#### [Required work]
Check every line below, and copy those that include "this".

== Extracted material

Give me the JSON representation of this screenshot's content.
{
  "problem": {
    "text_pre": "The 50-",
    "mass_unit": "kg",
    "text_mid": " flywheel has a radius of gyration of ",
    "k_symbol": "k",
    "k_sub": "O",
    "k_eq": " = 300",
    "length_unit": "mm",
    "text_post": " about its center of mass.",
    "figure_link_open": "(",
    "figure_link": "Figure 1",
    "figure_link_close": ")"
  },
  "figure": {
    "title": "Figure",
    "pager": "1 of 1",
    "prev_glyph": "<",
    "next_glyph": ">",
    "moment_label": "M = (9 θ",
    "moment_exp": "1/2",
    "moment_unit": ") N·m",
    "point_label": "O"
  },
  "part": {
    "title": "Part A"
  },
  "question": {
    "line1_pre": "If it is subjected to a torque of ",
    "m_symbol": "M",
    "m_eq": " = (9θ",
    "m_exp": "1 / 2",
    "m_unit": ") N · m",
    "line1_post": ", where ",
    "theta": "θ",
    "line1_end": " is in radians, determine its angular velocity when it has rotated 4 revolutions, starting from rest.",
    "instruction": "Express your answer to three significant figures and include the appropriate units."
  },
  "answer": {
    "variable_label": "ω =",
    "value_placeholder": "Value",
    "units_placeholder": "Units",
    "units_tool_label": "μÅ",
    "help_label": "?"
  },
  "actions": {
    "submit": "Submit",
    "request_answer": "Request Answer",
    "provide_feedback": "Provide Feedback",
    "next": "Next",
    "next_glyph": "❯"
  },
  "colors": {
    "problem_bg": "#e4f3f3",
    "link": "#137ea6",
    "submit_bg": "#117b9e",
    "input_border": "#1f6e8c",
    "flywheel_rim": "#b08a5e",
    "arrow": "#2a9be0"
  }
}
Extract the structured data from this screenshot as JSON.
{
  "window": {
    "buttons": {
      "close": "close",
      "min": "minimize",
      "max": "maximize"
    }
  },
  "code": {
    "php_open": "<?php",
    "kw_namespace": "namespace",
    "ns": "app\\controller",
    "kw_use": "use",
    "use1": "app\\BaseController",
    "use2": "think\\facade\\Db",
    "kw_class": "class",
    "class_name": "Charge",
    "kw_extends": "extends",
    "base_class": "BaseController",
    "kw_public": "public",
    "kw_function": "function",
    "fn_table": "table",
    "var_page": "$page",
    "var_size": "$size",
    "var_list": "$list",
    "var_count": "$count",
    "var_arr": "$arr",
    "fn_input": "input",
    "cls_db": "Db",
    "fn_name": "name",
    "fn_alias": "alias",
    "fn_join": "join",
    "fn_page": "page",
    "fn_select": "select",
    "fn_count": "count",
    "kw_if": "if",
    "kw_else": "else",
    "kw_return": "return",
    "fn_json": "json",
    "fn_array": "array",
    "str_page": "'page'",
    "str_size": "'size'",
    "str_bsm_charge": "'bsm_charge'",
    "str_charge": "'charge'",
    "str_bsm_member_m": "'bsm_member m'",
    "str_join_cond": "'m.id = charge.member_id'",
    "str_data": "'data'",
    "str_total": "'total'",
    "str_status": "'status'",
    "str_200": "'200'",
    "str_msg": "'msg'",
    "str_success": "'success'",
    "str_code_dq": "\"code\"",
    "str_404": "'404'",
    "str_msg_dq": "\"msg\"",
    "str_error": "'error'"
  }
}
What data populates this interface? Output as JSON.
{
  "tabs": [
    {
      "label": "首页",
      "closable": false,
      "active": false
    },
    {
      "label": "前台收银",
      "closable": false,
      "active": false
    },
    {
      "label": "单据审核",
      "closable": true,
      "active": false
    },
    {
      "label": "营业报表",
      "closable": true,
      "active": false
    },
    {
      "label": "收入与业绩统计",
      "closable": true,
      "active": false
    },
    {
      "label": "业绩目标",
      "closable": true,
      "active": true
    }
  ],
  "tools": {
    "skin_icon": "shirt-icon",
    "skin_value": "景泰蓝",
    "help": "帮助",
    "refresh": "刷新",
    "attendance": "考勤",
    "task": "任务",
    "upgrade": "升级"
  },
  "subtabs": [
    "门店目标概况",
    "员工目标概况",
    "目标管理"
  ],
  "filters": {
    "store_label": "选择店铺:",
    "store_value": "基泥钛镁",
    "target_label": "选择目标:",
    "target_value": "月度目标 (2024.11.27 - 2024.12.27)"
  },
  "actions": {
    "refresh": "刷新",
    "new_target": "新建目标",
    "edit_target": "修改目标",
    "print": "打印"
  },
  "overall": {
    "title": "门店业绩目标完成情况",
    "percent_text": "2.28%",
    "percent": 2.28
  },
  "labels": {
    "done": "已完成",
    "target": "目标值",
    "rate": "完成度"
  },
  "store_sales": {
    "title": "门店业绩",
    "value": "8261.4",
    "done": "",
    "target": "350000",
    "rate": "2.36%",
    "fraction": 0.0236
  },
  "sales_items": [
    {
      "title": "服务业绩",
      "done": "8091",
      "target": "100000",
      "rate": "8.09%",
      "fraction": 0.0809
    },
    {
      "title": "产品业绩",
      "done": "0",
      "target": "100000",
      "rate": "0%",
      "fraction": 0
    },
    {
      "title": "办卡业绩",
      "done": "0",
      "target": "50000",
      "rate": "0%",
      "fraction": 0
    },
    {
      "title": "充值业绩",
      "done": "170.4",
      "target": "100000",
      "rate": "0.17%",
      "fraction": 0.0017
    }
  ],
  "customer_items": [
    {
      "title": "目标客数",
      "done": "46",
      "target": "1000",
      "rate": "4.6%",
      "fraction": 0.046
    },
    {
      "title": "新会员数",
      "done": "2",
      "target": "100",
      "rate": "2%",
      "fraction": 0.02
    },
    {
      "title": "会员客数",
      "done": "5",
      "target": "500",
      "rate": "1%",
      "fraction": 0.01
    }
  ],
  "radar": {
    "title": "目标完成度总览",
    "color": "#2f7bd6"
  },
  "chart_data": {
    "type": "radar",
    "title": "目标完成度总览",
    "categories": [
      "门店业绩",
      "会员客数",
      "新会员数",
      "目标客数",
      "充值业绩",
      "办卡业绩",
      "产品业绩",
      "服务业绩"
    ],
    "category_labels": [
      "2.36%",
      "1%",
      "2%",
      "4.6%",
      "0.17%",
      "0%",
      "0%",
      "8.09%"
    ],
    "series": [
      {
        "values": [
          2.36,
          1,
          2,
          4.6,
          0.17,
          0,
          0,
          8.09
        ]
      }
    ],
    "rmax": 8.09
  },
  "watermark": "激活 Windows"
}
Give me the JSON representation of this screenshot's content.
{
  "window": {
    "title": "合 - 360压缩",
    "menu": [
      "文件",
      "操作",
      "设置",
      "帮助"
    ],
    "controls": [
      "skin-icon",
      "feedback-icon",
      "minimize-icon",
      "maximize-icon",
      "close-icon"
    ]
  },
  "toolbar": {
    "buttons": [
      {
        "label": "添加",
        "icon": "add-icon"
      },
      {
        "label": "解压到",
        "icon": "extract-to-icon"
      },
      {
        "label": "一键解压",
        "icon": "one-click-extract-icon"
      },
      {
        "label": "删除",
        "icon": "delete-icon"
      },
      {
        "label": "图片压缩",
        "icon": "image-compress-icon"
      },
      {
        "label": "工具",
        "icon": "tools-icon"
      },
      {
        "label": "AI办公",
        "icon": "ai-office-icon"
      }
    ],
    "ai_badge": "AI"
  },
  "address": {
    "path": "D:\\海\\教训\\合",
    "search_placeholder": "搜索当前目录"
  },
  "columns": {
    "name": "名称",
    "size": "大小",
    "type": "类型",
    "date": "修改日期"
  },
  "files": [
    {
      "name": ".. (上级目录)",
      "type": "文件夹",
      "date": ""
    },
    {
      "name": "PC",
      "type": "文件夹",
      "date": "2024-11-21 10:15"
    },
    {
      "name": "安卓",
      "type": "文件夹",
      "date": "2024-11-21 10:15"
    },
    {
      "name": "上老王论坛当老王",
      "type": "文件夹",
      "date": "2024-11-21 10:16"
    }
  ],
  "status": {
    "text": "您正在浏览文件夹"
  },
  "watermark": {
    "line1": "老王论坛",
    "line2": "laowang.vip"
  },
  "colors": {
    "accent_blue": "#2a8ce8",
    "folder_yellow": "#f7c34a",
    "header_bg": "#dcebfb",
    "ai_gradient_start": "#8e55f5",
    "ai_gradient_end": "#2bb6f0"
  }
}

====

#### [Answer section]
Give me the JSON representation of this screenshot's content.
Extract the structured data from this screenshot as JSON.
What data populates this interface? Output as JSON.
Give me the JSON representation of this screenshot's content.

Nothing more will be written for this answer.